Website and app data records:
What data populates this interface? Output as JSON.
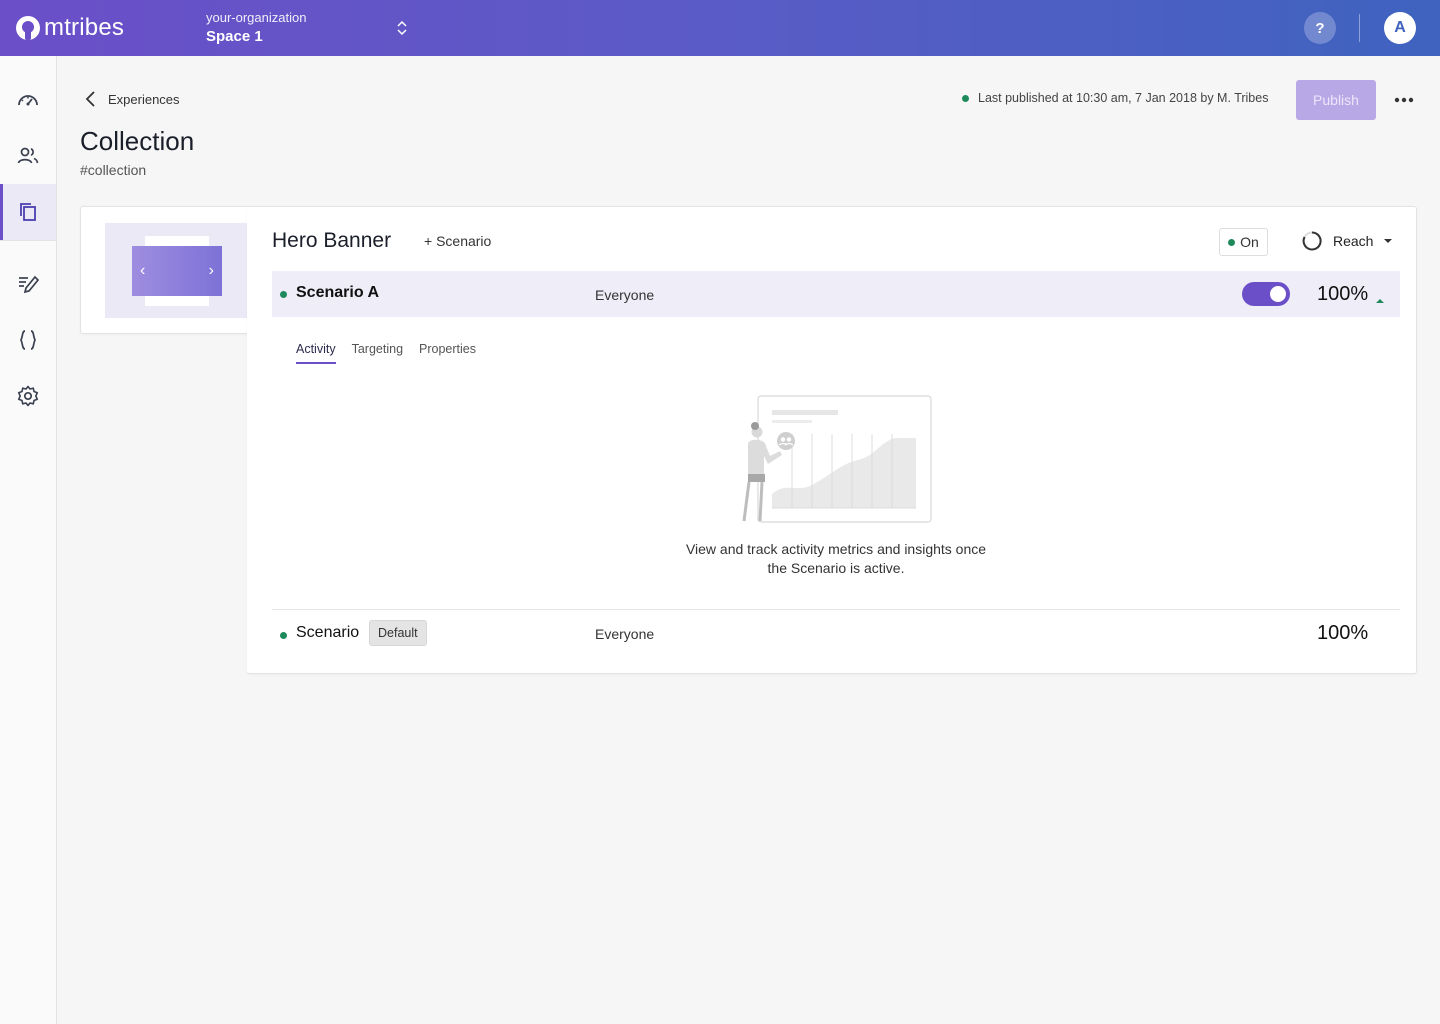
{
  "brand": {
    "name": "mtribes",
    "primary": "#6b4fc8",
    "accent": "#3f63bf",
    "status_green": "#1e8a5b"
  },
  "topbar": {
    "organization": "your-organization",
    "space": "Space 1",
    "help_label": "?",
    "avatar_initial": "A"
  },
  "sidebar": {
    "items": [
      {
        "name": "dashboard",
        "icon": "speedometer-icon",
        "active": false
      },
      {
        "name": "audience",
        "icon": "people-icon",
        "active": false
      },
      {
        "name": "experiences",
        "icon": "copy-icon",
        "active": true
      },
      {
        "name": "edit",
        "icon": "edit-icon",
        "active": false
      },
      {
        "name": "code",
        "icon": "braces-icon",
        "active": false
      },
      {
        "name": "settings",
        "icon": "gear-icon",
        "active": false
      }
    ]
  },
  "header": {
    "breadcrumb": "Experiences",
    "title": "Collection",
    "key": "#collection",
    "publish_status": "Last published at 10:30 am, 7 Jan 2018 by M. Tribes",
    "publish_label": "Publish"
  },
  "experience": {
    "title": "Hero Banner",
    "add_scenario_label": "+ Scenario",
    "state_label": "On",
    "reach_label": "Reach",
    "scenarios": [
      {
        "name": "Scenario A",
        "audience": "Everyone",
        "enabled": true,
        "percent": "100%"
      },
      {
        "name": "Scenario",
        "tag": "Default",
        "audience": "Everyone",
        "percent": "100%"
      }
    ],
    "tabs": [
      "Activity",
      "Targeting",
      "Properties"
    ],
    "active_tab": "Activity",
    "empty_message": "View and track activity metrics and insights once the Scenario is active."
  }
}
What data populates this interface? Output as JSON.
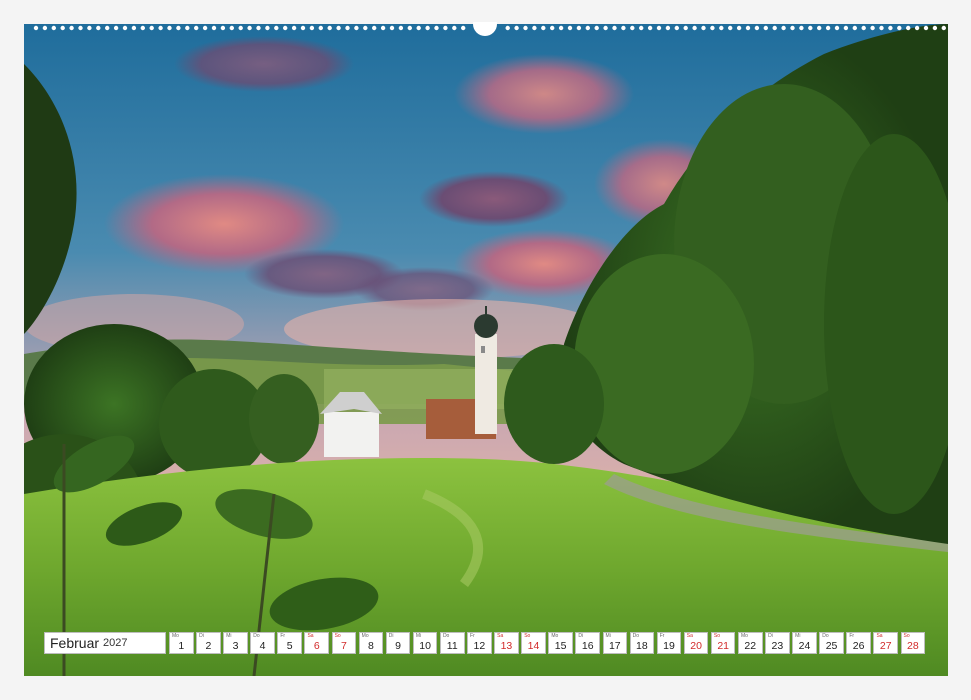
{
  "calendar": {
    "month": "Februar",
    "year": "2027",
    "days": [
      {
        "weekday": "Mo",
        "day": "1",
        "weekend": false
      },
      {
        "weekday": "Di",
        "day": "2",
        "weekend": false
      },
      {
        "weekday": "Mi",
        "day": "3",
        "weekend": false
      },
      {
        "weekday": "Do",
        "day": "4",
        "weekend": false
      },
      {
        "weekday": "Fr",
        "day": "5",
        "weekend": false
      },
      {
        "weekday": "Sa",
        "day": "6",
        "weekend": true
      },
      {
        "weekday": "So",
        "day": "7",
        "weekend": true
      },
      {
        "weekday": "Mo",
        "day": "8",
        "weekend": false
      },
      {
        "weekday": "Di",
        "day": "9",
        "weekend": false
      },
      {
        "weekday": "Mi",
        "day": "10",
        "weekend": false
      },
      {
        "weekday": "Do",
        "day": "11",
        "weekend": false
      },
      {
        "weekday": "Fr",
        "day": "12",
        "weekend": false
      },
      {
        "weekday": "Sa",
        "day": "13",
        "weekend": true
      },
      {
        "weekday": "So",
        "day": "14",
        "weekend": true
      },
      {
        "weekday": "Mo",
        "day": "15",
        "weekend": false
      },
      {
        "weekday": "Di",
        "day": "16",
        "weekend": false
      },
      {
        "weekday": "Mi",
        "day": "17",
        "weekend": false
      },
      {
        "weekday": "Do",
        "day": "18",
        "weekend": false
      },
      {
        "weekday": "Fr",
        "day": "19",
        "weekend": false
      },
      {
        "weekday": "Sa",
        "day": "20",
        "weekend": true
      },
      {
        "weekday": "So",
        "day": "21",
        "weekend": true
      },
      {
        "weekday": "Mo",
        "day": "22",
        "weekend": false
      },
      {
        "weekday": "Di",
        "day": "23",
        "weekend": false
      },
      {
        "weekday": "Mi",
        "day": "24",
        "weekend": false
      },
      {
        "weekday": "Do",
        "day": "25",
        "weekend": false
      },
      {
        "weekday": "Fr",
        "day": "26",
        "weekend": false
      },
      {
        "weekday": "Sa",
        "day": "27",
        "weekend": true
      },
      {
        "weekday": "So",
        "day": "28",
        "weekend": true
      }
    ]
  },
  "colors": {
    "weekend": "#d22a2a",
    "sky_top": "#1d6f9f",
    "meadow": "#7fb83a",
    "forest": "#2f5a1c"
  }
}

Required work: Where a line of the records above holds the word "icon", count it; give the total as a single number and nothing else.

Task response: 6